“Life is as simple as these three questions: What do I want? Why do I want it? And, how will I achieve it?”―
So you had a great brain-storming session!
The team pulled together and came up with some great ideas and potential actionable items.
Do you have enough resources that you can fund all the ideas? Do you have enough time that you can focus on all at the same time?
Do you feel that all the ideas can be ranked at equal or few of them would be more impactful as compared to others?
Going further deep down you may realize that few might need less resources but can bring much higher returns while others might consume more time and energy but chances of success may be lower !
The risk-reward ratio for each of the ideas may be different!
“Things which matter most must never be at the mercy of things which matter least.”

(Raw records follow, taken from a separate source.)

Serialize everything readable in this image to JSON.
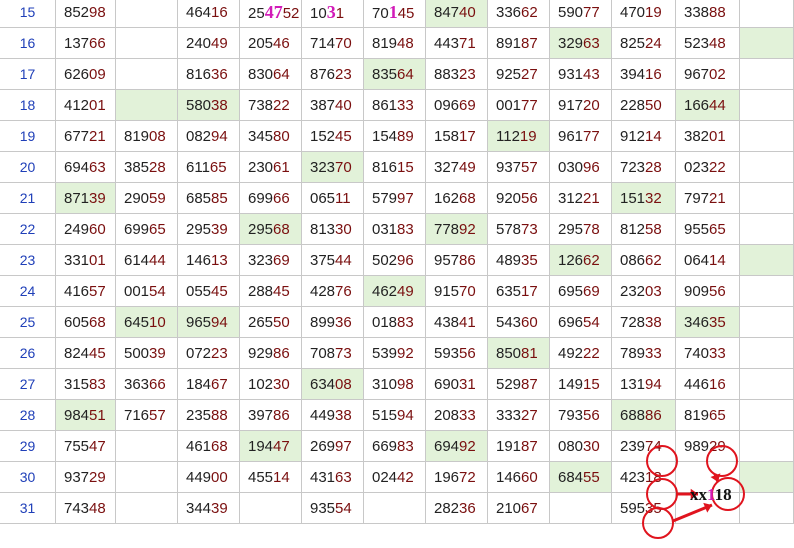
{
  "table": {
    "rows": [
      {
        "day": "15",
        "highlight": [
          7
        ],
        "cells": [
          [
            "852",
            "98"
          ],
          [
            "",
            ""
          ],
          [
            "464",
            "16"
          ],
          [
            "25",
            "52",
            "47"
          ],
          [
            "10",
            "1",
            "3"
          ],
          [
            "70",
            "45",
            "1"
          ],
          [
            "847",
            "40"
          ],
          [
            "336",
            "62"
          ],
          [
            "590",
            "77"
          ],
          [
            "470",
            "19"
          ],
          [
            "338",
            "88"
          ],
          [
            "",
            ""
          ]
        ]
      },
      {
        "day": "16",
        "highlight": [
          9,
          12
        ],
        "cells": [
          [
            "137",
            "66"
          ],
          [
            "",
            ""
          ],
          [
            "240",
            "49"
          ],
          [
            "205",
            "46"
          ],
          [
            "714",
            "70"
          ],
          [
            "819",
            "48"
          ],
          [
            "443",
            "71"
          ],
          [
            "891",
            "87"
          ],
          [
            "329",
            "63"
          ],
          [
            "825",
            "24"
          ],
          [
            "523",
            "48"
          ],
          [
            "",
            ""
          ]
        ]
      },
      {
        "day": "17",
        "highlight": [
          6
        ],
        "cells": [
          [
            "626",
            "09"
          ],
          [
            "",
            ""
          ],
          [
            "816",
            "36"
          ],
          [
            "830",
            "64"
          ],
          [
            "876",
            "23"
          ],
          [
            "835",
            "64"
          ],
          [
            "883",
            "23"
          ],
          [
            "925",
            "27"
          ],
          [
            "931",
            "43"
          ],
          [
            "394",
            "16"
          ],
          [
            "967",
            "02"
          ],
          [
            "",
            ""
          ]
        ]
      },
      {
        "day": "18",
        "highlight": [
          2,
          3,
          11
        ],
        "cells": [
          [
            "412",
            "01"
          ],
          [
            "",
            ""
          ],
          [
            "580",
            "38"
          ],
          [
            "738",
            "22"
          ],
          [
            "387",
            "40"
          ],
          [
            "861",
            "33"
          ],
          [
            "096",
            "69"
          ],
          [
            "001",
            "77"
          ],
          [
            "917",
            "20"
          ],
          [
            "228",
            "50"
          ],
          [
            "166",
            "44"
          ],
          [
            "",
            ""
          ]
        ]
      },
      {
        "day": "19",
        "highlight": [
          8
        ],
        "cells": [
          [
            "677",
            "21"
          ],
          [
            "819",
            "08"
          ],
          [
            "082",
            "94"
          ],
          [
            "345",
            "80"
          ],
          [
            "152",
            "45"
          ],
          [
            "154",
            "89"
          ],
          [
            "158",
            "17"
          ],
          [
            "112",
            "19"
          ],
          [
            "961",
            "77"
          ],
          [
            "912",
            "14"
          ],
          [
            "382",
            "01"
          ],
          [
            "",
            ""
          ]
        ]
      },
      {
        "day": "20",
        "highlight": [
          5
        ],
        "cells": [
          [
            "694",
            "63"
          ],
          [
            "385",
            "28"
          ],
          [
            "611",
            "65"
          ],
          [
            "230",
            "61"
          ],
          [
            "323",
            "70"
          ],
          [
            "816",
            "15"
          ],
          [
            "327",
            "49"
          ],
          [
            "937",
            "57"
          ],
          [
            "030",
            "96"
          ],
          [
            "723",
            "28"
          ],
          [
            "023",
            "22"
          ],
          [
            "",
            ""
          ]
        ]
      },
      {
        "day": "21",
        "highlight": [
          1,
          10
        ],
        "cells": [
          [
            "871",
            "39"
          ],
          [
            "290",
            "59"
          ],
          [
            "685",
            "85"
          ],
          [
            "699",
            "66"
          ],
          [
            "065",
            "11"
          ],
          [
            "579",
            "97"
          ],
          [
            "162",
            "68"
          ],
          [
            "920",
            "56"
          ],
          [
            "312",
            "21"
          ],
          [
            "151",
            "32"
          ],
          [
            "797",
            "21"
          ],
          [
            "",
            ""
          ]
        ]
      },
      {
        "day": "22",
        "highlight": [
          4,
          7
        ],
        "cells": [
          [
            "249",
            "60"
          ],
          [
            "699",
            "65"
          ],
          [
            "295",
            "39"
          ],
          [
            "295",
            "68"
          ],
          [
            "813",
            "30"
          ],
          [
            "031",
            "83"
          ],
          [
            "778",
            "92"
          ],
          [
            "578",
            "73"
          ],
          [
            "295",
            "78"
          ],
          [
            "812",
            "58"
          ],
          [
            "955",
            "65"
          ],
          [
            "",
            ""
          ]
        ]
      },
      {
        "day": "23",
        "highlight": [
          9,
          12
        ],
        "cells": [
          [
            "331",
            "01"
          ],
          [
            "614",
            "44"
          ],
          [
            "146",
            "13"
          ],
          [
            "323",
            "69"
          ],
          [
            "375",
            "44"
          ],
          [
            "502",
            "96"
          ],
          [
            "957",
            "86"
          ],
          [
            "489",
            "35"
          ],
          [
            "126",
            "62"
          ],
          [
            "086",
            "62"
          ],
          [
            "064",
            "14"
          ],
          [
            "",
            ""
          ]
        ]
      },
      {
        "day": "24",
        "highlight": [
          6
        ],
        "cells": [
          [
            "416",
            "57"
          ],
          [
            "001",
            "54"
          ],
          [
            "055",
            "45"
          ],
          [
            "288",
            "45"
          ],
          [
            "428",
            "76"
          ],
          [
            "462",
            "49"
          ],
          [
            "915",
            "70"
          ],
          [
            "635",
            "17"
          ],
          [
            "695",
            "69"
          ],
          [
            "232",
            "03"
          ],
          [
            "909",
            "56"
          ],
          [
            "",
            ""
          ]
        ]
      },
      {
        "day": "25",
        "highlight": [
          2,
          3,
          11
        ],
        "cells": [
          [
            "605",
            "68"
          ],
          [
            "645",
            "10"
          ],
          [
            "965",
            "94"
          ],
          [
            "265",
            "50"
          ],
          [
            "899",
            "36"
          ],
          [
            "018",
            "83"
          ],
          [
            "438",
            "41"
          ],
          [
            "543",
            "60"
          ],
          [
            "696",
            "54"
          ],
          [
            "728",
            "38"
          ],
          [
            "346",
            "35"
          ],
          [
            "",
            ""
          ]
        ]
      },
      {
        "day": "26",
        "highlight": [
          8
        ],
        "cells": [
          [
            "824",
            "45"
          ],
          [
            "500",
            "39"
          ],
          [
            "072",
            "23"
          ],
          [
            "929",
            "86"
          ],
          [
            "708",
            "73"
          ],
          [
            "539",
            "92"
          ],
          [
            "593",
            "56"
          ],
          [
            "850",
            "81"
          ],
          [
            "492",
            "22"
          ],
          [
            "789",
            "33"
          ],
          [
            "740",
            "33"
          ],
          [
            "",
            ""
          ]
        ]
      },
      {
        "day": "27",
        "highlight": [
          5
        ],
        "cells": [
          [
            "315",
            "83"
          ],
          [
            "363",
            "66"
          ],
          [
            "184",
            "67"
          ],
          [
            "102",
            "30"
          ],
          [
            "634",
            "08"
          ],
          [
            "310",
            "98"
          ],
          [
            "690",
            "31"
          ],
          [
            "529",
            "87"
          ],
          [
            "149",
            "15"
          ],
          [
            "131",
            "94"
          ],
          [
            "446",
            "16"
          ],
          [
            "",
            ""
          ]
        ]
      },
      {
        "day": "28",
        "highlight": [
          1,
          10
        ],
        "cells": [
          [
            "984",
            "51"
          ],
          [
            "716",
            "57"
          ],
          [
            "235",
            "88"
          ],
          [
            "397",
            "86"
          ],
          [
            "449",
            "38"
          ],
          [
            "515",
            "94"
          ],
          [
            "208",
            "33"
          ],
          [
            "333",
            "27"
          ],
          [
            "793",
            "56"
          ],
          [
            "688",
            "86"
          ],
          [
            "819",
            "65"
          ],
          [
            "",
            ""
          ]
        ]
      },
      {
        "day": "29",
        "highlight": [
          4,
          7
        ],
        "cells": [
          [
            "755",
            "47"
          ],
          [
            "",
            ""
          ],
          [
            "461",
            "68"
          ],
          [
            "194",
            "47"
          ],
          [
            "269",
            "97"
          ],
          [
            "669",
            "83"
          ],
          [
            "694",
            "92"
          ],
          [
            "191",
            "87"
          ],
          [
            "080",
            "30"
          ],
          [
            "239",
            "74"
          ],
          [
            "989",
            "29"
          ],
          [
            "",
            ""
          ]
        ]
      },
      {
        "day": "30",
        "highlight": [
          9,
          12
        ],
        "cells": [
          [
            "937",
            "29"
          ],
          [
            "",
            ""
          ],
          [
            "449",
            "00"
          ],
          [
            "455",
            "14"
          ],
          [
            "431",
            "63"
          ],
          [
            "024",
            "42"
          ],
          [
            "196",
            "72"
          ],
          [
            "146",
            "60"
          ],
          [
            "684",
            "55"
          ],
          [
            "423",
            "18"
          ],
          [
            "",
            ""
          ],
          [
            "",
            ""
          ]
        ]
      },
      {
        "day": "31",
        "highlight": [],
        "cells": [
          [
            "743",
            "48"
          ],
          [
            "",
            ""
          ],
          [
            "344",
            "39"
          ],
          [
            "",
            ""
          ],
          [
            "935",
            "54"
          ],
          [
            "",
            ""
          ],
          [
            "282",
            "36"
          ],
          [
            "210",
            "67"
          ],
          [
            "",
            ""
          ],
          [
            "595",
            "35"
          ],
          [
            "",
            ""
          ],
          [
            "",
            ""
          ]
        ]
      }
    ]
  },
  "annotation": {
    "label_prefix": "xx",
    "label_mid": "1",
    "label_suffix": "18",
    "circle_color": "#e0141e",
    "circled_values": [
      "74",
      "29",
      "18",
      "35"
    ]
  },
  "colors": {
    "highlight": "#e2f2d9",
    "day_number": "#1f3fb8",
    "digit_dark": "#222222",
    "digit_red": "#7a0f0f",
    "magenta": "#d21bb8"
  }
}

And it not only happens at a manager/leader level but it also keeps happening in every individual’s life everyday – we’ve too many things to do and have too little time to focus on everything.
People at every level face this problem all the time?
There is a similar phenomenon that’s known as Overchoice?
Overchoice or choice overload is a cognitive impairment in which people have a difficult time making a decision when faced with many options.
The phenomenon of over choice occurs when many equivalent choices are available.
Making a decision becomes overwhelming due to the many potential outcomes and risks that may result from making the wrong choice.
And no organization or individual has endless resources or endless time to simultaneously focus on all the options – prioritization becomes important.
But to make a choice from many approximately equally good options is mentally draining because each option must be weighed against alternatives to select the best one.
But sometimes we’re not left with no choice , we have to zero down one or limited number of options from many.
“It is not a daily increase, but a daily decrease. Hack away at the inessentials.”
Here’s a very simple model that can help you to achieve this goal, a model that is very simple to come out of complex choices.
ICE Scoring Model & How To Use It ?
Popularized by Sean Ellis, this model helps you to prioritize options, features, initiatives or action items.
There are 3 variables to the ICE framework:
In this framework, each of the options is weighed on these 3 parameters.
You write down all the options and try to score each of these terms for every option on a scale of 1-10, with ten being the highest.
How impactful it would be for your business or your own personal growth -likely potential gain from the option if it succeeds.
What is the confidence level of yours or yours team whether this would succeed or not
The degree of complexity involved!
Whether you or your team/organization has enough resources, funds, time and talent to undertake this task to make it successful?
Or if it is going to very highly impactful, are you ready to hire talent, borrow money or ready to shed some other project to devote time to this option?
Once you’ve ranked all the available options/choices/projects on ICE Framework , you can easily make a winning choice based on final scoring of each option/action-item.
And if you wish you can test the final winning option in context of Cobra Effect to make it more formidable.
Who Can Use It?
ICE Scoring is best used for relative prioritization-if you are considering a few contenders (ideas/projects/action-items/features), it’s a great way to pick a winner.
With the help of this model,leaders can prioritize the important projects in their organizations, managers can decide the funding amount (funding = time/resources/money) for various projects and which of the projects need to be dropped, product-managers can decide which features should be added and brand-managers can decide on the key-marketing campaigns.
It can also help you on individual level – you can choose the most critical items which need your time, where you need to spend money and especially what to ignore.
Precautions & A Likely Pitfall:
A major pitfall of ICE Scoring is that very few people in a team will have enough information to accurately predict all 3 elements of the equation.
Another pitfall is that people who have suggested a particular option may rate it higher on I & C parameters because desires dictate priorities, priorities shape the choices, and choices determine the actions.
You would come across few more critical issues once you start working with this model but if you’re serious , you would become master of it after sometime.